▸ Exercise
What is needed is each line of the data below that holds the string "expanded".

▸ Materials provided
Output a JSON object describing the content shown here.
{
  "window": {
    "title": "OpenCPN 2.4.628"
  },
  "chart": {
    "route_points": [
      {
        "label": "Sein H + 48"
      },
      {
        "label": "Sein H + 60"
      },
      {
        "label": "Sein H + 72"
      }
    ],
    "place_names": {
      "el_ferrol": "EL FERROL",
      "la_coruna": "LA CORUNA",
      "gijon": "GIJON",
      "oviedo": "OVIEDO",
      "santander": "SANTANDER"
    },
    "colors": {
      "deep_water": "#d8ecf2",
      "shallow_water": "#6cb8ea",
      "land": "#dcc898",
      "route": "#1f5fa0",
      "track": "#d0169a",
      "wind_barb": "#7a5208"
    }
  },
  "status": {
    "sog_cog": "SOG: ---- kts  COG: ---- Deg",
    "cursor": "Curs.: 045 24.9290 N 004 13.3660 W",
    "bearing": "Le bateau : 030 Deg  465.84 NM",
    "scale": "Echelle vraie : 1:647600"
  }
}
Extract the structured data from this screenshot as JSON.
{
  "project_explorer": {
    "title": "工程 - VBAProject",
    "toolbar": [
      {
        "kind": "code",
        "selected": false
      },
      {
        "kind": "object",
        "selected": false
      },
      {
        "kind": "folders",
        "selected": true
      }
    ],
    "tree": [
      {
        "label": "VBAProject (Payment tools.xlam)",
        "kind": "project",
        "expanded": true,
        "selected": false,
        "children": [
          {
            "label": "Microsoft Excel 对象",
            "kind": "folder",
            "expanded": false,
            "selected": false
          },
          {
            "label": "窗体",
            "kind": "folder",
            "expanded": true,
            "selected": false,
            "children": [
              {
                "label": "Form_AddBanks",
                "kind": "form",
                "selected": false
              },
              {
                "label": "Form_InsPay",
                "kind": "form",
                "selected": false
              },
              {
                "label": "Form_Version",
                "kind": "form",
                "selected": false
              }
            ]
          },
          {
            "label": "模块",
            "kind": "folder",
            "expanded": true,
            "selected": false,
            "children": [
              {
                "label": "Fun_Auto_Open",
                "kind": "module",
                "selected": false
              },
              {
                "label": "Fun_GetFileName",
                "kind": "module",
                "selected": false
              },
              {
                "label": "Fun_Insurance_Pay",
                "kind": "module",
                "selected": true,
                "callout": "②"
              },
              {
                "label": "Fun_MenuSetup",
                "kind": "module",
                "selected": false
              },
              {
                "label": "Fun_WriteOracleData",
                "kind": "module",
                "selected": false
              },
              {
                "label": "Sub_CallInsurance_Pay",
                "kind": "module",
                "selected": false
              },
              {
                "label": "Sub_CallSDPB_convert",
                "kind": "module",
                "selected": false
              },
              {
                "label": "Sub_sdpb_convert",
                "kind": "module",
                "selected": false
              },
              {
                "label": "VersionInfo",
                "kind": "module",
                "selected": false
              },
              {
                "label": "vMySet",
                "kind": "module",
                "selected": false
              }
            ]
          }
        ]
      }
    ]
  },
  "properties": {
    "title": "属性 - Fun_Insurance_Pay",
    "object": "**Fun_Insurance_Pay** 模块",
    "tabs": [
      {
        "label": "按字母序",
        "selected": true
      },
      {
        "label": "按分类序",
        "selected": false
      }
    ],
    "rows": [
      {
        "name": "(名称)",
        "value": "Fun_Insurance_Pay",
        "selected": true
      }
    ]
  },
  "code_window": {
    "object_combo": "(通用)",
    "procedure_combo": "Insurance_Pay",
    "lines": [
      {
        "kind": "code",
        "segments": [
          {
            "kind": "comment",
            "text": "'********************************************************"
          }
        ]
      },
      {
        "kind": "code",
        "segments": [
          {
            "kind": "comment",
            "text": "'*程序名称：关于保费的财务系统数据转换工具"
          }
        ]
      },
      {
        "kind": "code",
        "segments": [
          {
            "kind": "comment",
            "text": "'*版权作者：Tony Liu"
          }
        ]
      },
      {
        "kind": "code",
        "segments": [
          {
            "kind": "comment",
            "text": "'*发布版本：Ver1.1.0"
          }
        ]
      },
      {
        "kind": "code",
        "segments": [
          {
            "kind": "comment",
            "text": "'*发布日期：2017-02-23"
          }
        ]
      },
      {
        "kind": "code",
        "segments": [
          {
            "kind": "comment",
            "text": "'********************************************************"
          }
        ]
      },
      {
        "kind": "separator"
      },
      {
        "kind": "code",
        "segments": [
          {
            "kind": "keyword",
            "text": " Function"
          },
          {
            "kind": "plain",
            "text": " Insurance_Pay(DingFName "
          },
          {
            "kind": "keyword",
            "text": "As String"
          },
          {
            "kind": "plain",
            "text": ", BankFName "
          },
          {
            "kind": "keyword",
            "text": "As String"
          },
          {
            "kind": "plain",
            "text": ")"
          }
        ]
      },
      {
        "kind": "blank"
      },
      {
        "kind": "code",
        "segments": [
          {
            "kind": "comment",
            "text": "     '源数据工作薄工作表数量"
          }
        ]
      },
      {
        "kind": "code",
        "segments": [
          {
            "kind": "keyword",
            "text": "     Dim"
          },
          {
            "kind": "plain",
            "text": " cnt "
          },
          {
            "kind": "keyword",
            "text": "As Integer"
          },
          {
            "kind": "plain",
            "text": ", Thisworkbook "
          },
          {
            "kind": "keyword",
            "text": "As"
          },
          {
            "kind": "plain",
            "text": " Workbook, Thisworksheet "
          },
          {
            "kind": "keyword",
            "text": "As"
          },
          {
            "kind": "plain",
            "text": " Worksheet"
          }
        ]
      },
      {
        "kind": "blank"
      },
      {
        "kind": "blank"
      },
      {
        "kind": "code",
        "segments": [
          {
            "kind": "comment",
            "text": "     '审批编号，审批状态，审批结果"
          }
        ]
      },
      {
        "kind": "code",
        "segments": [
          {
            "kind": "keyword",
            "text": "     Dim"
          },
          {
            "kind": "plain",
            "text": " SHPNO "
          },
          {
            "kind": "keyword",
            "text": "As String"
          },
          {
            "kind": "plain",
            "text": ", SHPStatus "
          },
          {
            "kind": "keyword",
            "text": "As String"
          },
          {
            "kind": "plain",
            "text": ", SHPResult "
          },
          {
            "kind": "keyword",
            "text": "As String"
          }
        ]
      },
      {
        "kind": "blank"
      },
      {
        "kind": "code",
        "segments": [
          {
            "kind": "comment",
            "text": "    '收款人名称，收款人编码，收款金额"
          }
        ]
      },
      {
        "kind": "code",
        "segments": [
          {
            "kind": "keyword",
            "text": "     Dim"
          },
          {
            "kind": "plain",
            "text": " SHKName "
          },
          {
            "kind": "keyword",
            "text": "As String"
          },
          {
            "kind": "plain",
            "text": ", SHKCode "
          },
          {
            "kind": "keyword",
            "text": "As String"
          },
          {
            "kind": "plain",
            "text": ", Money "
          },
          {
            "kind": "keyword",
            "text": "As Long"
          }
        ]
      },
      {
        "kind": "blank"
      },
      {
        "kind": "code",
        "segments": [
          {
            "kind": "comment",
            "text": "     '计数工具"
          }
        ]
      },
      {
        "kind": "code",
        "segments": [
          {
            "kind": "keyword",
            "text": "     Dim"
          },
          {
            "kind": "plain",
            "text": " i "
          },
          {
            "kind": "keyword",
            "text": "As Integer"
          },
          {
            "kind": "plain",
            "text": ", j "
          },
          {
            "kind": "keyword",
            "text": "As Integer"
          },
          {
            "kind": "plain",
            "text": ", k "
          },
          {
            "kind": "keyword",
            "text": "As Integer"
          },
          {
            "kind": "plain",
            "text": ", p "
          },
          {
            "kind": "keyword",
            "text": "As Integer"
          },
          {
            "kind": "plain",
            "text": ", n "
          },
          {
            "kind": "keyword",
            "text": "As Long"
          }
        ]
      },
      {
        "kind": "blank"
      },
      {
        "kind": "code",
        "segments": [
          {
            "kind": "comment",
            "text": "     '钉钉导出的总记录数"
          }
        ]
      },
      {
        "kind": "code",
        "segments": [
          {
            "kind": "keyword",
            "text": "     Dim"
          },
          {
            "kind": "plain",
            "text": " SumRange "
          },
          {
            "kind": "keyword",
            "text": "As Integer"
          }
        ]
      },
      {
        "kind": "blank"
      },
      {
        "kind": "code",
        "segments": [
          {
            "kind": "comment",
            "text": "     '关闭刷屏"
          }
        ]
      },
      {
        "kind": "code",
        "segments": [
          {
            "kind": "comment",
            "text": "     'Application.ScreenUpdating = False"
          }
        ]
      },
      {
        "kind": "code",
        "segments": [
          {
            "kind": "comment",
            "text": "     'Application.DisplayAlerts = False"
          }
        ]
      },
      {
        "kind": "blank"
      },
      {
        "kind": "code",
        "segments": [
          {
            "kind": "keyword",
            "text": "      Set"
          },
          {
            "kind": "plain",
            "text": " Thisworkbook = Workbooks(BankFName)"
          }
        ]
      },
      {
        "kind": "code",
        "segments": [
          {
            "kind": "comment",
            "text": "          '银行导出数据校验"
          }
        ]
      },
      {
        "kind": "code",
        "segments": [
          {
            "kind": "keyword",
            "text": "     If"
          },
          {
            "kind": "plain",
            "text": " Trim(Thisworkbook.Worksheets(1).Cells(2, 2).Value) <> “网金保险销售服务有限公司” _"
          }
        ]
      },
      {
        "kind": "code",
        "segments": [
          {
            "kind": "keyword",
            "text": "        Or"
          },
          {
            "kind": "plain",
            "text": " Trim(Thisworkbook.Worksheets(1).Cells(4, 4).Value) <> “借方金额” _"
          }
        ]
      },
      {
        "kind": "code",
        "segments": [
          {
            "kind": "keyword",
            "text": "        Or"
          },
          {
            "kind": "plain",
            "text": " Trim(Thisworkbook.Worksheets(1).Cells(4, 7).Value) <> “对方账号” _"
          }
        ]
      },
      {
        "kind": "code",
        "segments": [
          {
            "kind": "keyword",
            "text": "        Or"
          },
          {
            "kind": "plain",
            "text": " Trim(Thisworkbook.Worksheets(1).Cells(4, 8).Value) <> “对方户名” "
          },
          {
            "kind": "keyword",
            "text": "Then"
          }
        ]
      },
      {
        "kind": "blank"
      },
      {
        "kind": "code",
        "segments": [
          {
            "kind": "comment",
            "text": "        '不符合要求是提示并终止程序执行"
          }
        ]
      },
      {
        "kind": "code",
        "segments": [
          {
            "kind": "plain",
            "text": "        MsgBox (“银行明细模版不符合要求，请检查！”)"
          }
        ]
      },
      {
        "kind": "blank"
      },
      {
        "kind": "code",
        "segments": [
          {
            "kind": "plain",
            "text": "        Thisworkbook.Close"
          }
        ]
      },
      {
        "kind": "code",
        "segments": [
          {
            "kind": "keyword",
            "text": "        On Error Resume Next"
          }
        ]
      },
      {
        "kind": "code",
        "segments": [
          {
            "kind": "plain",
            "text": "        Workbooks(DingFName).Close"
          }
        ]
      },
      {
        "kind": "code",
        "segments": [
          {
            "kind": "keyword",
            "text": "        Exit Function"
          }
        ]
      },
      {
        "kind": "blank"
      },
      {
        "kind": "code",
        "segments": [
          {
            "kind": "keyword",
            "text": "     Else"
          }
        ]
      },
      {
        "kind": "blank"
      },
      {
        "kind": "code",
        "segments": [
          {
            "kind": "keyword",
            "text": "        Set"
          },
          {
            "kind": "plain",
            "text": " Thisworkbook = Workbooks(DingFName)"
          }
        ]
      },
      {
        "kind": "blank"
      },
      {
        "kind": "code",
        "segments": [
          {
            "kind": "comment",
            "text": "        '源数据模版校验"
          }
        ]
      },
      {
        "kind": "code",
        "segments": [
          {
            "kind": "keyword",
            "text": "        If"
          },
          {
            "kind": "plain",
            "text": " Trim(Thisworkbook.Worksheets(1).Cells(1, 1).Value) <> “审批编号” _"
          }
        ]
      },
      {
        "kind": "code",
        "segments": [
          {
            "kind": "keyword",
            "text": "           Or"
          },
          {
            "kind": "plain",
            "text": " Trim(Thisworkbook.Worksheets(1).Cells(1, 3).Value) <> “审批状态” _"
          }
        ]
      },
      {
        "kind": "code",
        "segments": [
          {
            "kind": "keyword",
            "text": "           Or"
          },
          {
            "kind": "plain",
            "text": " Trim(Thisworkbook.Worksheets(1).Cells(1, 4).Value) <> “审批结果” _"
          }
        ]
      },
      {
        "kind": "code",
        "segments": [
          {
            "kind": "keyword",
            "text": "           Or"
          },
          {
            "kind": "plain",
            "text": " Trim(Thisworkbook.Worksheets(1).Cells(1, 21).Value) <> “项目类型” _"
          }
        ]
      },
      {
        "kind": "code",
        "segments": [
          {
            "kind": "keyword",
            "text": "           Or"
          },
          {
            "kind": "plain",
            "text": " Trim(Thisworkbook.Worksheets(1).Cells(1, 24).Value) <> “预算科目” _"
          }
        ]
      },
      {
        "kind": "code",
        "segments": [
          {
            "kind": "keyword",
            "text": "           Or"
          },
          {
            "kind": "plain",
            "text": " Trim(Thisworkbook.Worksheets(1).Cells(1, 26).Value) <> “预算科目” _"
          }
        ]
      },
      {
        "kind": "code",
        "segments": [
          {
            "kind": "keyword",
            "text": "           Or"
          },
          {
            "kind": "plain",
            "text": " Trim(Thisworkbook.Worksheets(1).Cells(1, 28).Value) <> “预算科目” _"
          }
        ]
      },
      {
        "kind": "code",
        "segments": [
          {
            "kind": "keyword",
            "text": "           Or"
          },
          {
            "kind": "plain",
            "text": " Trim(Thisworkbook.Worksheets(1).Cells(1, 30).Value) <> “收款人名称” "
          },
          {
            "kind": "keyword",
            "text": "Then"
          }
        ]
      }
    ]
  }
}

▸ Answer to this task
        "expanded": true,
            "expanded": false,
            "expanded": true,
            "expanded": true,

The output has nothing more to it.